So it is with great fear and trembling that I turn to Generation X and then to the Millenials, two generations who will lead the church sooner than any of us realize, and I begin to embrace their very different values and priorities when it comes to church.  These generations hold connection and community as much higher values than we Baby Boomers have.  These generations may well come to respect the concept of a “regenerate church membership”, but they will otherwise radically blur the nice, bright lines we have drawn around categories of “belonging” to church.  They will do this because, deeply rooted in their generational culture is the need to belong.  In short, for them, BELONGING will come first, even before BELIEVING.

For them, gathered worship services will be filled with friends who have come for the BELONGING, but are still trying to work out exactly what they BELIEVE.  They won’t be “members” in our traditional sense of the word, but they will be friends with whom we are developing a growing relationship and whom we are nuturing and to whom we are ministering.  They will be very much like my plumeria sticks which “belong” in my garden a long time before they actually start blooming.

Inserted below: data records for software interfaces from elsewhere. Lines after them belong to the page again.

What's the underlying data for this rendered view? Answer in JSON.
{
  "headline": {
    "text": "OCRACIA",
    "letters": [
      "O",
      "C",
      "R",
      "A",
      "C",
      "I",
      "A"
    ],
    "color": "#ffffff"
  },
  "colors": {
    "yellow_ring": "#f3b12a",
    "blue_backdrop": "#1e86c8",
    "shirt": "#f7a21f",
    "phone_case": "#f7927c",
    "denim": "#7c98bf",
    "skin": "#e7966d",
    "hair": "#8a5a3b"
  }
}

I admit that this scares me a little.  I admit that I will continue to talk a lot about the importance of doctrine and believing and authority and truth, etc.  I will continue insisting that truth is not negotiable and that scripture teaches us to respect authority.  But I also admit this…I’m going to learn a thing or two from these younger generations about how to love the non-believers around me and how to engage them in relationship SO THAT they can see Jesus in me.  I am going to learn to invite them to “belong”, i.e., to find community here, even as they are still working out their beliefs.  I am going to learn something about loving my neighbor and, as Jesus might say, figuring out exactly who my neighbor really is.  I am going to learn to do church a little differently, at least in this particular regard…

…and I am going to LOVE this change!

How about you?

© Blake Coffee
Permissions: You are permitted and encouraged to reproduce and distribute this material in any format provided that you do not alter the wording in any way and do not charge a fee beyond the cost of reproduction. For web posting, a link to this document on this website is preferred. Any exceptions to the above must be approved by Blake Coffee.  Please include the following statement on any distributed copy: © Blake Coffee. Website: churchwhisperer.com